The Greeks, Romans, Gentiles, and Jews hated one another. The very idea of love and self-sacrifice was foreign to their thinking. When they observed Christians from many nations, with different languages and cultures, actually loving one another and sacrificing to help each other, they responded in amazement, Look how these Christians love one another!
Everybody wants to be loved. Most psychologists agree that our greatest need is to love and be loved. No barrier can withstand the mighty force of love. There are three Greek words translated into the one English word love:
- Eros, which suggests sensual desire; it does not appear in the New Testament.
- Phileo, which is used for friendship or love of one’s friends or relatives; it conveys a sense of loving someone because he is worthy of love.
- Agape, which is God’s love — the purest, deepest kind of love; it is expressed not through mere emotions but as an act of the will.
Agape is God’s supernatural, unconditional love for you revealed supremely through our Lord’s death on the cross for our sins. It is the supernatural love he wants to produce in you and through you to others, by his Holy Spirit.
Agape love is given because of the character of the person loving rather than because of the worthiness of the object of that love. Sometimes it is love “in spite of” rather than “because of.”
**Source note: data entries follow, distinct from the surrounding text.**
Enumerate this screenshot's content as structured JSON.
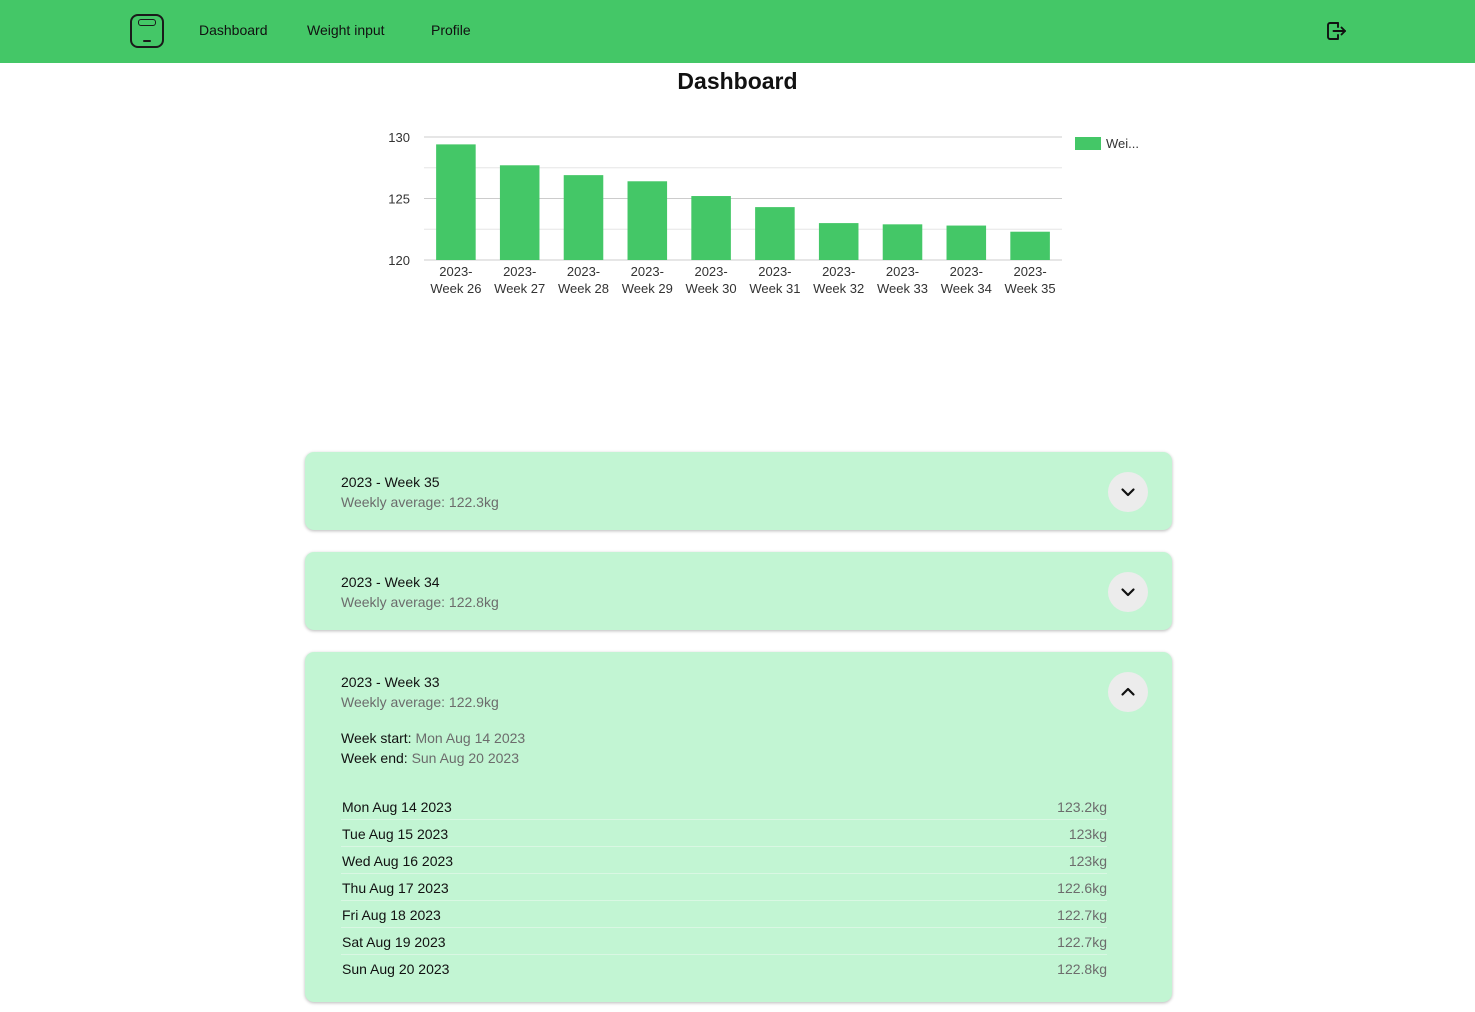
{
  "nav": {
    "links": [
      "Dashboard",
      "Weight input",
      "Profile"
    ],
    "logo_icon": "scale-icon",
    "logout_icon": "logout-icon"
  },
  "page": {
    "title": "Dashboard"
  },
  "colors": {
    "brand": "#44c767",
    "card_background": "#c2f5d3",
    "toggle_background": "#ececec"
  },
  "chart_data": {
    "type": "bar",
    "categories": [
      [
        "2023-",
        "Week 26"
      ],
      [
        "2023-",
        "Week 27"
      ],
      [
        "2023-",
        "Week 28"
      ],
      [
        "2023-",
        "Week 29"
      ],
      [
        "2023-",
        "Week 30"
      ],
      [
        "2023-",
        "Week 31"
      ],
      [
        "2023-",
        "Week 32"
      ],
      [
        "2023-",
        "Week 33"
      ],
      [
        "2023-",
        "Week 34"
      ],
      [
        "2023-",
        "Week 35"
      ]
    ],
    "series": [
      {
        "name": "Wei...",
        "color": "#44c767",
        "values": [
          129.4,
          127.7,
          126.9,
          126.4,
          125.2,
          124.3,
          123.0,
          122.9,
          122.8,
          122.3
        ]
      }
    ],
    "y_ticks": [
      120,
      125,
      130
    ],
    "ylim": [
      120,
      130
    ],
    "grid": true,
    "legend_position": "top-right"
  },
  "weeks": [
    {
      "title": "2023 - Week 35",
      "average": "Weekly average: 122.3kg",
      "expanded": false,
      "toggle_icon": "chevron-down-icon"
    },
    {
      "title": "2023 - Week 34",
      "average": "Weekly average: 122.8kg",
      "expanded": false,
      "toggle_icon": "chevron-down-icon"
    },
    {
      "title": "2023 - Week 33",
      "average": "Weekly average: 122.9kg",
      "expanded": true,
      "toggle_icon": "chevron-up-icon",
      "week_start_label": "Week start:",
      "week_start": "Mon Aug 14 2023",
      "week_end_label": "Week end:",
      "week_end": "Sun Aug 20 2023",
      "days": [
        {
          "date": "Mon Aug 14 2023",
          "weight": "123.2kg"
        },
        {
          "date": "Tue Aug 15 2023",
          "weight": "123kg"
        },
        {
          "date": "Wed Aug 16 2023",
          "weight": "123kg"
        },
        {
          "date": "Thu Aug 17 2023",
          "weight": "122.6kg"
        },
        {
          "date": "Fri Aug 18 2023",
          "weight": "122.7kg"
        },
        {
          "date": "Sat Aug 19 2023",
          "weight": "122.7kg"
        },
        {
          "date": "Sun Aug 20 2023",
          "weight": "122.8kg"
        }
      ]
    }
  ]
}
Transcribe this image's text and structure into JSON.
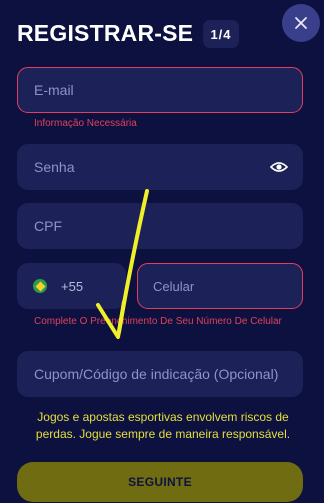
{
  "header": {
    "title": "REGISTRAR-SE",
    "step": "1/4"
  },
  "form": {
    "email": {
      "placeholder": "E-mail",
      "error": "Informação Necessária"
    },
    "password": {
      "placeholder": "Senha"
    },
    "cpf": {
      "placeholder": "CPF"
    },
    "phone": {
      "country_code": "+55",
      "placeholder": "Celular",
      "error": "Complete O Preenchimento De Seu Número De Celular"
    },
    "coupon": {
      "placeholder": "Cupom/Código de indicação (Opcional)"
    }
  },
  "disclaimer": "Jogos e apostas esportivas envolvem riscos de perdas. Jogue sempre de maneira responsável.",
  "submit_label": "SEGUINTE",
  "icons": {
    "close": "close-icon",
    "password_visibility": "eye-icon",
    "country_flag": "brazil-flag-icon"
  },
  "colors": {
    "background": "#0d1140",
    "field": "#1c2157",
    "error": "#e0405e",
    "accent": "#e6df3b",
    "button": "#6f6c12"
  }
}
God underscores the importance of this kind of love through the inspired writing of the apostle Paul recorded in 1 Corinthians 13. In this beautiful and remarkable passage of Scripture, Paul writes that, apart from love, anything that you might do for God or others is of no value. Consider these words:
If I speak in the tongues of men and of angels, but have not love, I am a noisy gong or a clanging cymbal. And if I have prophetic powers, and understand all mysteries and all knowledge, and if I have all faith, so as to remove mountains, but have not love, I am nothing. If I give away all I have, and if I deliver up my body to be burned, but have not love, I gain nothing (1 Corinthians 13:1-3).
In other words, no matter what you do for God and for others, it is of no eternal value unless you are motivated by God’s love.